EXERCISE DESCRIPTION =>
Find the word "grain" in the records and copy every line where it occurs.

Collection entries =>
--- START ---

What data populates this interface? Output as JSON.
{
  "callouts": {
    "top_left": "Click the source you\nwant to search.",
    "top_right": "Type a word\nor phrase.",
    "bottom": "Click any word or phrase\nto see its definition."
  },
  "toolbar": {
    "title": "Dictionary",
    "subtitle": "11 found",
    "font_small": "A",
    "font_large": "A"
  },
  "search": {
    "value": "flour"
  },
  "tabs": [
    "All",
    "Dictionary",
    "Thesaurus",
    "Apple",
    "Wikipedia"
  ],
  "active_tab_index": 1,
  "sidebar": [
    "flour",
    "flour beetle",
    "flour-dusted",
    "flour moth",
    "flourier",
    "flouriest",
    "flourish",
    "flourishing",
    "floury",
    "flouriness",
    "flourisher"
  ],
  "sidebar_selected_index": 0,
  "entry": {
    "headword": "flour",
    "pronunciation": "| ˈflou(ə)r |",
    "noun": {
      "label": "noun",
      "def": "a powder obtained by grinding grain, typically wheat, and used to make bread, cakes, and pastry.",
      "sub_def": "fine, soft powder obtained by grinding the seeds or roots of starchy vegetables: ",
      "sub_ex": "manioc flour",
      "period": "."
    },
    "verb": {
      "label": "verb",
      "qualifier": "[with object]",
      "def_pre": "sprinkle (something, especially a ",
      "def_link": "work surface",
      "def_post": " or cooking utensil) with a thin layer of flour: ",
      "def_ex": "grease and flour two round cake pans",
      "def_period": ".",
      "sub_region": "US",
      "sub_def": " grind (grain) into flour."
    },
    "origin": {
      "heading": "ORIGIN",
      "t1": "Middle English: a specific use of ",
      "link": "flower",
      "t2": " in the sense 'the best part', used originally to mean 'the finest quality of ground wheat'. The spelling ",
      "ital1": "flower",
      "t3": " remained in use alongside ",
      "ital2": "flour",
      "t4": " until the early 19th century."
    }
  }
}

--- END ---

WRITTEN SOLUTION =>
      "def": "a powder obtained by grinding grain, typically wheat, and used to make bread, cakes, and pastry.",
      "sub_def": " grind (grain) into flour."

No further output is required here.